[Stored entries]
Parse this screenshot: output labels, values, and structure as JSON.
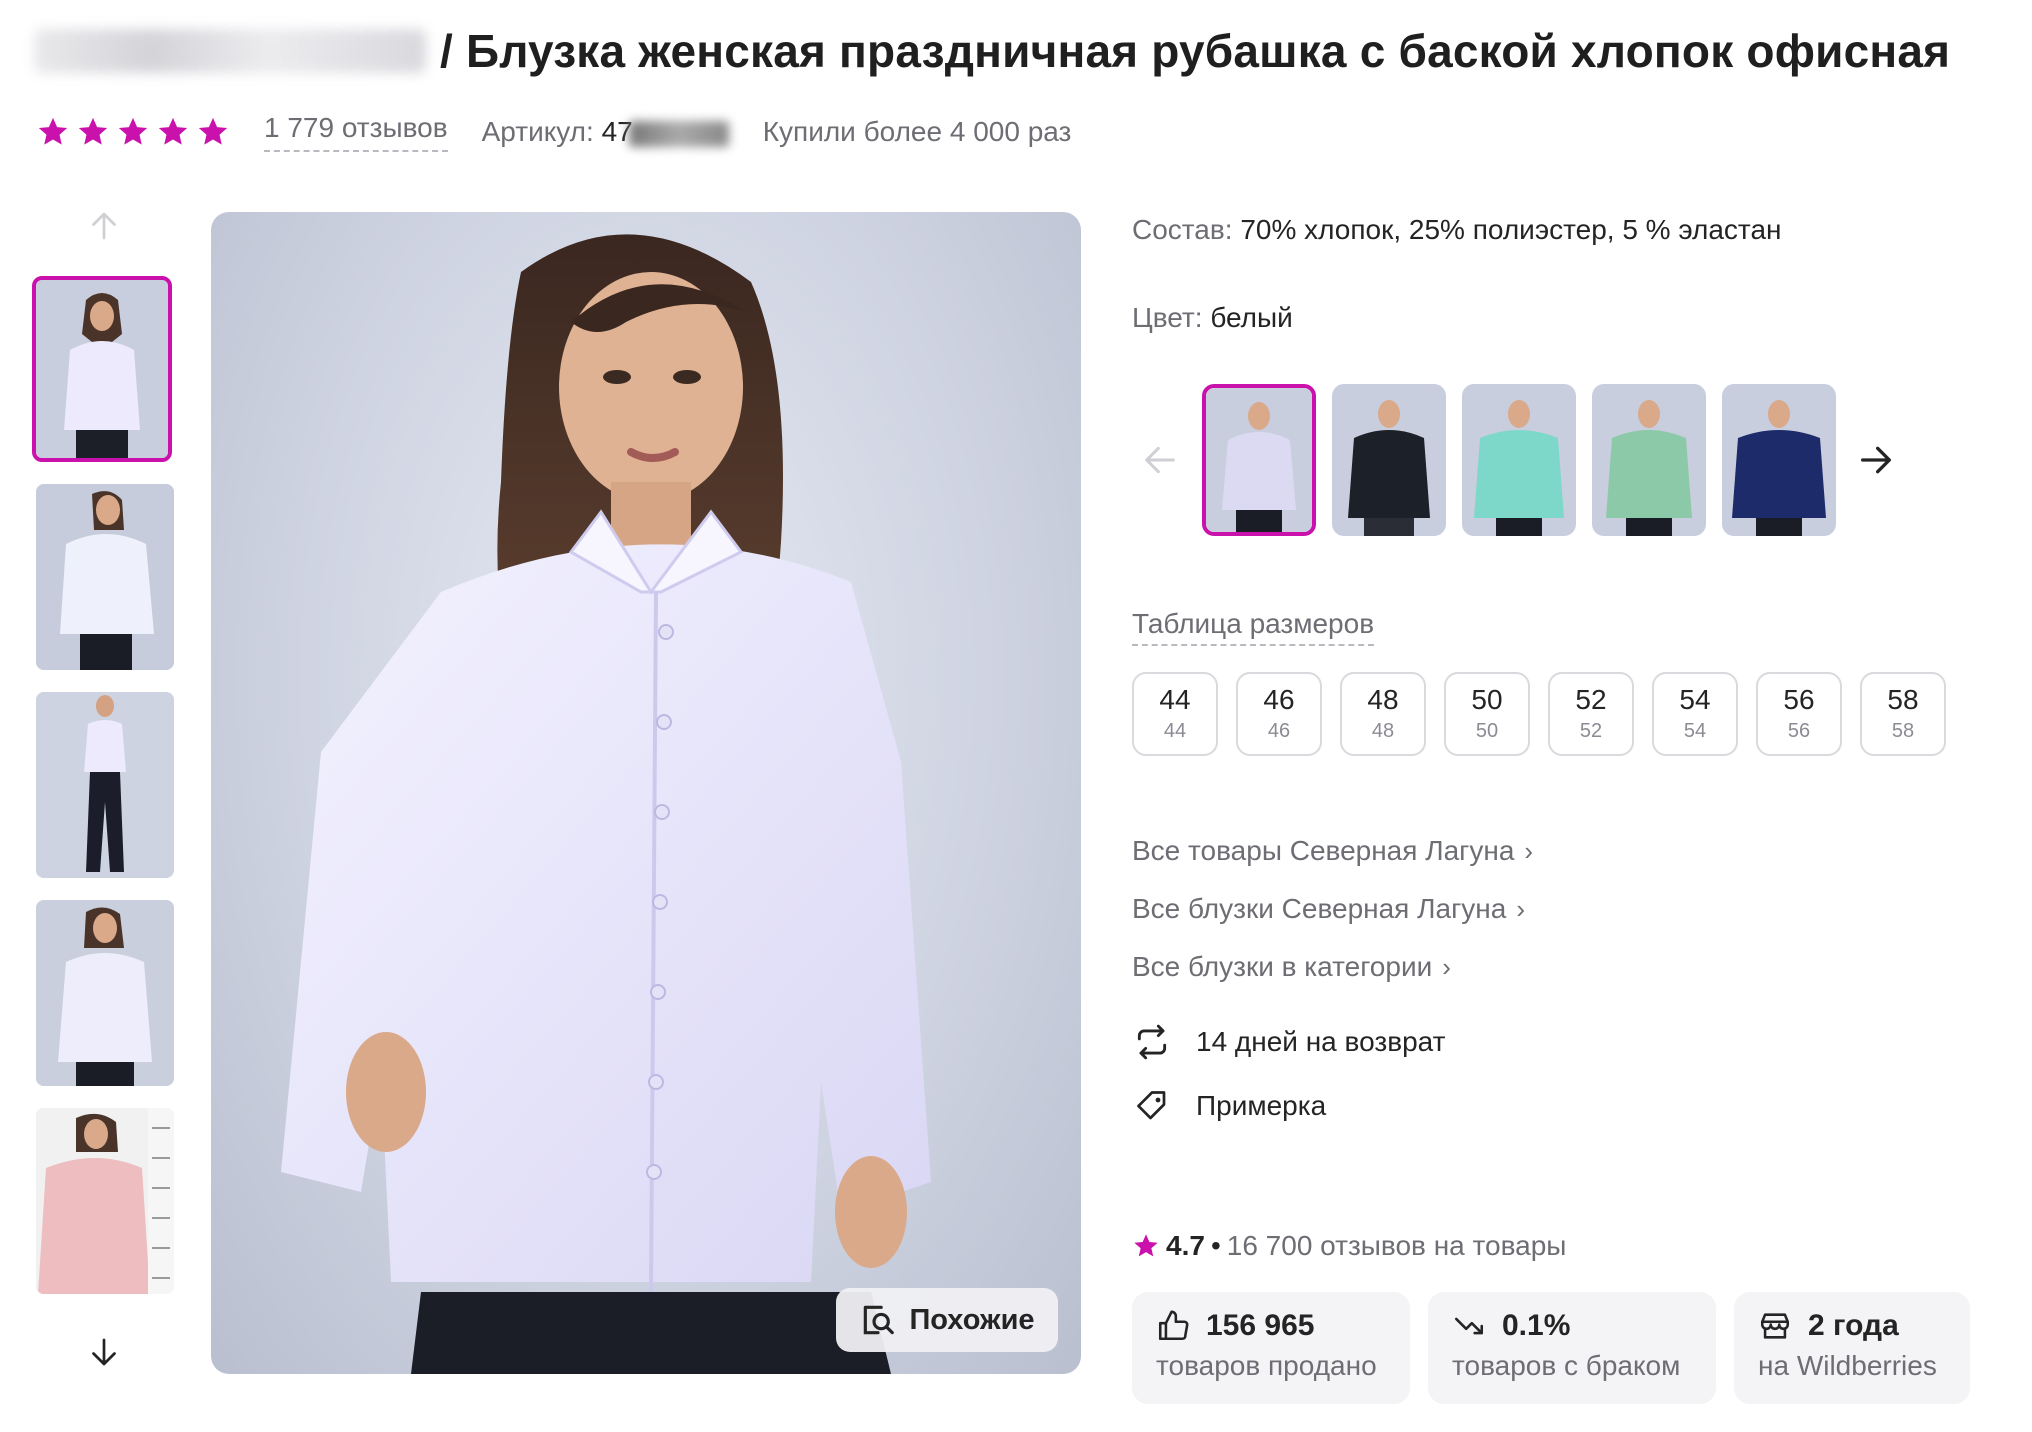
{
  "product": {
    "title": "/ Блузка женская праздничная рубашка с баской хлопок офисная",
    "reviews_label": "1 779 отзывов",
    "article_label": "Артикул:",
    "article_value": "47",
    "purchased": "Купили более 4 000 раз",
    "rating_stars": 5
  },
  "gallery": {
    "similar_label": "Похожие"
  },
  "specs": {
    "composition_label": "Состав:",
    "composition_value": "70% хлопок, 25% полиэстер, 5 % эластан",
    "color_label": "Цвет:",
    "color_value": "белый",
    "swatches": [
      {
        "name": "white",
        "color": "#dcd9f2"
      },
      {
        "name": "black",
        "color": "#1c2028"
      },
      {
        "name": "mint",
        "color": "#7ed8c9"
      },
      {
        "name": "sage",
        "color": "#8cc9a8"
      },
      {
        "name": "navy",
        "color": "#1d2b6b"
      }
    ]
  },
  "sizes": {
    "table_link": "Таблица размеров",
    "items": [
      {
        "big": "44",
        "small": "44"
      },
      {
        "big": "46",
        "small": "46"
      },
      {
        "big": "48",
        "small": "48"
      },
      {
        "big": "50",
        "small": "50"
      },
      {
        "big": "52",
        "small": "52"
      },
      {
        "big": "54",
        "small": "54"
      },
      {
        "big": "56",
        "small": "56"
      },
      {
        "big": "58",
        "small": "58"
      }
    ]
  },
  "links": [
    "Все товары Северная Лагуна",
    "Все блузки Северная Лагуна",
    "Все блузки в категории"
  ],
  "features": {
    "return": "14 дней на возврат",
    "fitting": "Примерка"
  },
  "seller": {
    "rating": "4.7",
    "dot": "•",
    "reviews": "16 700 отзывов на товары",
    "stats": [
      {
        "value": "156 965",
        "label": "товаров продано"
      },
      {
        "value": "0.1%",
        "label": "товаров с браком"
      },
      {
        "value": "2 года",
        "label": "на Wildberries"
      }
    ]
  },
  "colors": {
    "accent": "#cb11ab",
    "muted_text": "#6d6d74",
    "text": "#242424",
    "stat_bg": "#f4f4f7"
  }
}
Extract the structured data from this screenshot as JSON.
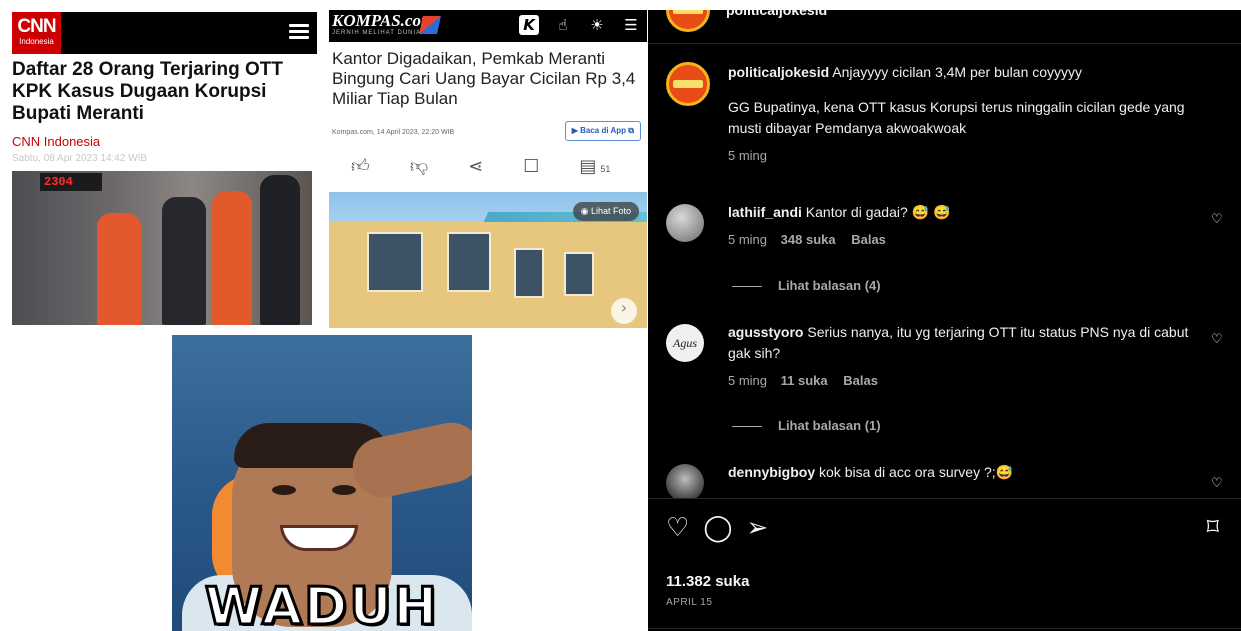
{
  "cnn": {
    "logo_text": "CNN",
    "logo_sub": "Indonesia",
    "headline": "Daftar 28 Orang Terjaring OTT KPK Kasus Dugaan Korupsi Bupati Meranti",
    "source": "CNN Indonesia",
    "date": "Sabtu, 08 Apr 2023 14:42 WIB",
    "photo_clock": "2304"
  },
  "kompas": {
    "logo": "KOMPAS.com",
    "tagline": "JERNIH MELIHAT DUNIA",
    "headline": "Kantor Digadaikan, Pemkab Meranti Bingung Cari Uang Bayar Cicilan Rp 3,4 Miliar Tiap Bulan",
    "meta_date": "Kompas.com, 14 April 2023, 22:20 WIB",
    "app_button": "Baca di App",
    "comment_count": "51",
    "photo_button": "Lihat Foto"
  },
  "meme": {
    "caption": "WADUH"
  },
  "instagram": {
    "header_username": "politicaljokesid",
    "comments": [
      {
        "username": "politicaljokesid",
        "text": "Anjayyyy cicilan 3,4M per bulan coyyyyy",
        "text2": "GG Bupatinya, kena OTT kasus Korupsi terus ninggalin cicilan gede yang musti dibayar Pemdanya akwoakwoak",
        "time": "5 ming"
      },
      {
        "username": "lathiif_andi",
        "text": "Kantor di gadai? 😅 😅",
        "time": "5 ming",
        "likes": "348 suka",
        "reply": "Balas",
        "view_replies": "Lihat balasan (4)"
      },
      {
        "username": "agusstyoro",
        "text": "Serius nanya, itu yg terjaring OTT itu status PNS nya di cabut gak sih?",
        "time": "5 ming",
        "likes": "11 suka",
        "reply": "Balas",
        "view_replies": "Lihat balasan (1)"
      },
      {
        "username": "dennybigboy",
        "text": "kok bisa di acc ora survey ?;😅"
      }
    ],
    "likes_total": "11.382 suka",
    "post_date": "APRIL 15",
    "icons": [
      "heart-icon",
      "comment-icon",
      "share-icon",
      "bookmark-icon"
    ]
  },
  "colors": {
    "cnn_red": "#cc0000",
    "ig_background": "#000000",
    "ig_secondary_text": "#a8a8a8"
  }
}
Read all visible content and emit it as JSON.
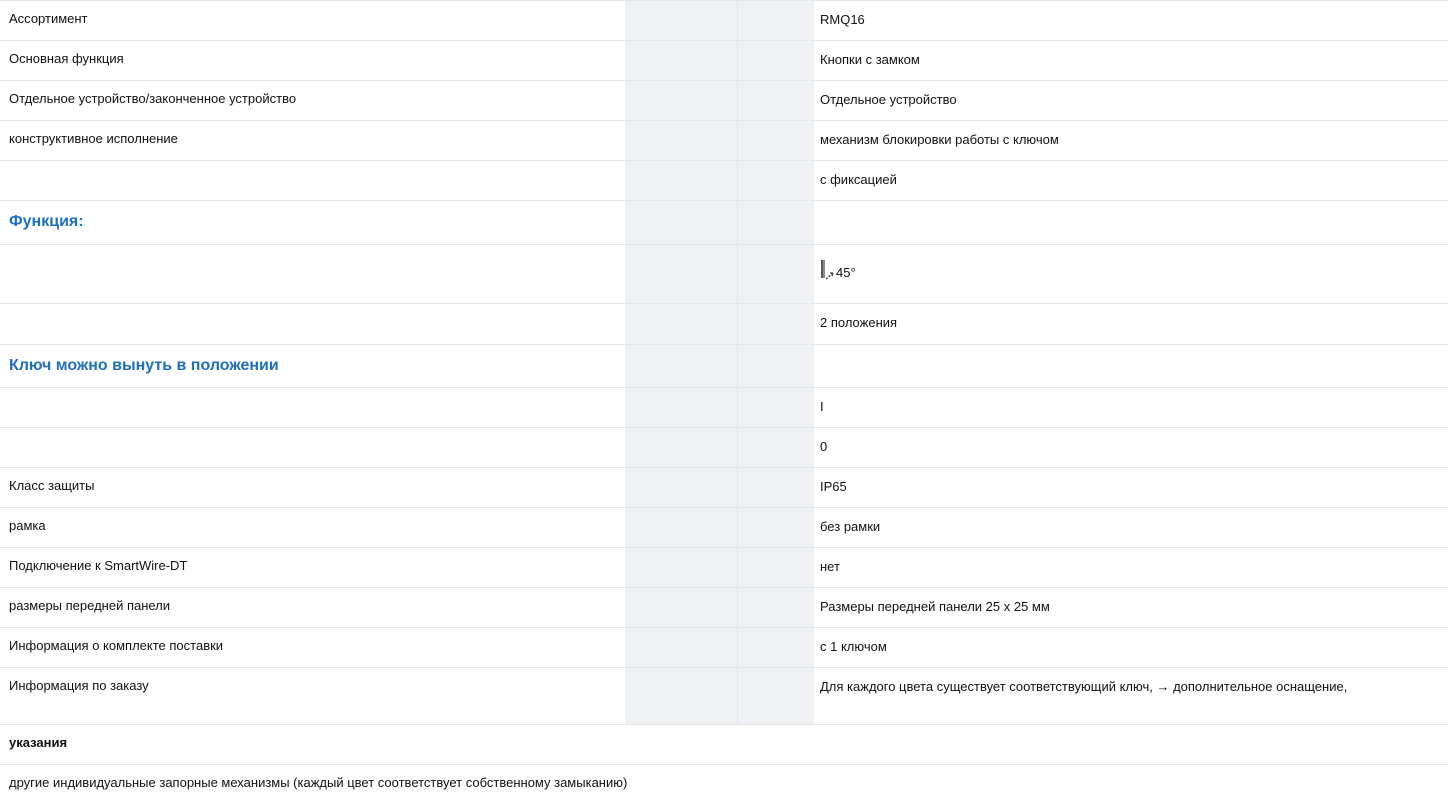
{
  "rows": [
    {
      "label": "Ассортимент",
      "value": "RMQ16"
    },
    {
      "label": "Основная функция",
      "value": "Кнопки с замком"
    },
    {
      "label": "Отдельное устройство/законченное устройство",
      "value": "Отдельное устройство"
    },
    {
      "label": "конструктивное исполнение",
      "value": "механизм блокировки работы с ключом"
    },
    {
      "label": "",
      "value": "с фиксацией"
    }
  ],
  "section_function": {
    "title": "Функция:"
  },
  "function_rows": [
    {
      "icon": "switch-angle-icon",
      "value": "45°"
    },
    {
      "value": "2 положения"
    }
  ],
  "section_key": {
    "title": "Ключ можно вынуть в положении"
  },
  "key_rows": [
    {
      "value": "I"
    },
    {
      "value": "0"
    }
  ],
  "rows2": [
    {
      "label": "Класс защиты",
      "value": "IP65"
    },
    {
      "label": "рамка",
      "value": "без рамки"
    },
    {
      "label": "Подключение к SmartWire-DT",
      "value": "нет"
    },
    {
      "label": "размеры передней панели",
      "value": "Размеры передней панели 25 x 25 мм"
    },
    {
      "label": "Информация о комплекте поставки",
      "value": "с 1 ключом"
    },
    {
      "label": "Информация по заказу",
      "value": "Для каждого цвета существует соответствующий ключ, → дополнительное оснащение,"
    }
  ],
  "notes": {
    "title": "указания",
    "text": "другие индивидуальные запорные механизмы (каждый цвет соответствует собственному замыканию)"
  }
}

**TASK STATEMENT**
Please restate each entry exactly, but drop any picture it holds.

**WRITTEN RESPONSE**
Parse this screenshot: output labels, values, and structure as JSON.
{
  "product": {
    "title": "/ Блузка женская праздничная рубашка с баской хлопок офисная",
    "reviews_label": "1 779 отзывов",
    "article_label": "Артикул:",
    "article_value": "47",
    "purchased": "Купили более 4 000 раз",
    "rating_stars": 5
  },
  "gallery": {
    "similar_label": "Похожие"
  },
  "specs": {
    "composition_label": "Состав:",
    "composition_value": "70% хлопок, 25% полиэстер, 5 % эластан",
    "color_label": "Цвет:",
    "color_value": "белый",
    "swatches": [
      {
        "name": "white",
        "color": "#dcd9f2"
      },
      {
        "name": "black",
        "color": "#1c2028"
      },
      {
        "name": "mint",
        "color": "#7ed8c9"
      },
      {
        "name": "sage",
        "color": "#8cc9a8"
      },
      {
        "name": "navy",
        "color": "#1d2b6b"
      }
    ]
  },
  "sizes": {
    "table_link": "Таблица размеров",
    "items": [
      {
        "big": "44",
        "small": "44"
      },
      {
        "big": "46",
        "small": "46"
      },
      {
        "big": "48",
        "small": "48"
      },
      {
        "big": "50",
        "small": "50"
      },
      {
        "big": "52",
        "small": "52"
      },
      {
        "big": "54",
        "small": "54"
      },
      {
        "big": "56",
        "small": "56"
      },
      {
        "big": "58",
        "small": "58"
      }
    ]
  },
  "links": [
    "Все товары Северная Лагуна",
    "Все блузки Северная Лагуна",
    "Все блузки в категории"
  ],
  "features": {
    "return": "14 дней на возврат",
    "fitting": "Примерка"
  },
  "seller": {
    "rating": "4.7",
    "dot": "•",
    "reviews": "16 700 отзывов на товары",
    "stats": [
      {
        "value": "156 965",
        "label": "товаров продано"
      },
      {
        "value": "0.1%",
        "label": "товаров с браком"
      },
      {
        "value": "2 года",
        "label": "на Wildberries"
      }
    ]
  },
  "colors": {
    "accent": "#cb11ab",
    "muted_text": "#6d6d74",
    "text": "#242424",
    "stat_bg": "#f4f4f7"
  }
}
Extract the structured data from this screenshot as JSON.
{
  "cnn": {
    "logo_text": "CNN",
    "logo_sub": "Indonesia",
    "headline": "Daftar 28 Orang Terjaring OTT KPK Kasus Dugaan Korupsi Bupati Meranti",
    "source": "CNN Indonesia",
    "date": "Sabtu, 08 Apr 2023 14:42 WIB",
    "photo_clock": "2304"
  },
  "kompas": {
    "logo": "KOMPAS.com",
    "tagline": "JERNIH MELIHAT DUNIA",
    "headline": "Kantor Digadaikan, Pemkab Meranti Bingung Cari Uang Bayar Cicilan Rp 3,4 Miliar Tiap Bulan",
    "meta_date": "Kompas.com, 14 April 2023, 22:20 WIB",
    "app_button": "Baca di App",
    "comment_count": "51",
    "photo_button": "Lihat Foto"
  },
  "meme": {
    "caption": "WADUH"
  },
  "instagram": {
    "header_username": "politicaljokesid",
    "comments": [
      {
        "username": "politicaljokesid",
        "text": "Anjayyyy cicilan 3,4M per bulan coyyyyy",
        "text2": "GG Bupatinya, kena OTT kasus Korupsi terus ninggalin cicilan gede yang musti dibayar Pemdanya akwoakwoak",
        "time": "5 ming"
      },
      {
        "username": "lathiif_andi",
        "text": "Kantor di gadai? 😅 😅",
        "time": "5 ming",
        "likes": "348 suka",
        "reply": "Balas",
        "view_replies": "Lihat balasan (4)"
      },
      {
        "username": "agusstyoro",
        "text": "Serius nanya, itu yg terjaring OTT itu status PNS nya di cabut gak sih?",
        "time": "5 ming",
        "likes": "11 suka",
        "reply": "Balas",
        "view_replies": "Lihat balasan (1)"
      },
      {
        "username": "dennybigboy",
        "text": "kok bisa di acc ora survey ?;😅"
      }
    ],
    "likes_total": "11.382 suka",
    "post_date": "APRIL 15",
    "icons": [
      "heart-icon",
      "comment-icon",
      "share-icon",
      "bookmark-icon"
    ]
  },
  "colors": {
    "cnn_red": "#cc0000",
    "ig_background": "#000000",
    "ig_secondary_text": "#a8a8a8"
  }
}
Read all visible content and emit it as JSON.
{
  "rows": [
    {
      "label": "Ассортимент",
      "value": "RMQ16"
    },
    {
      "label": "Основная функция",
      "value": "Кнопки с замком"
    },
    {
      "label": "Отдельное устройство/законченное устройство",
      "value": "Отдельное устройство"
    },
    {
      "label": "конструктивное исполнение",
      "value": "механизм блокировки работы с ключом"
    },
    {
      "label": "",
      "value": "с фиксацией"
    }
  ],
  "section_function": {
    "title": "Функция:"
  },
  "function_rows": [
    {
      "icon": "switch-angle-icon",
      "value": "45°"
    },
    {
      "value": "2 положения"
    }
  ],
  "section_key": {
    "title": "Ключ можно вынуть в положении"
  },
  "key_rows": [
    {
      "value": "I"
    },
    {
      "value": "0"
    }
  ],
  "rows2": [
    {
      "label": "Класс защиты",
      "value": "IP65"
    },
    {
      "label": "рамка",
      "value": "без рамки"
    },
    {
      "label": "Подключение к SmartWire-DT",
      "value": "нет"
    },
    {
      "label": "размеры передней панели",
      "value": "Размеры передней панели 25 x 25 мм"
    },
    {
      "label": "Информация о комплекте поставки",
      "value": "с 1 ключом"
    },
    {
      "label": "Информация по заказу",
      "value": "Для каждого цвета существует соответствующий ключ, → дополнительное оснащение,"
    }
  ],
  "notes": {
    "title": "указания",
    "text": "другие индивидуальные запорные механизмы (каждый цвет соответствует собственному замыканию)"
  }
}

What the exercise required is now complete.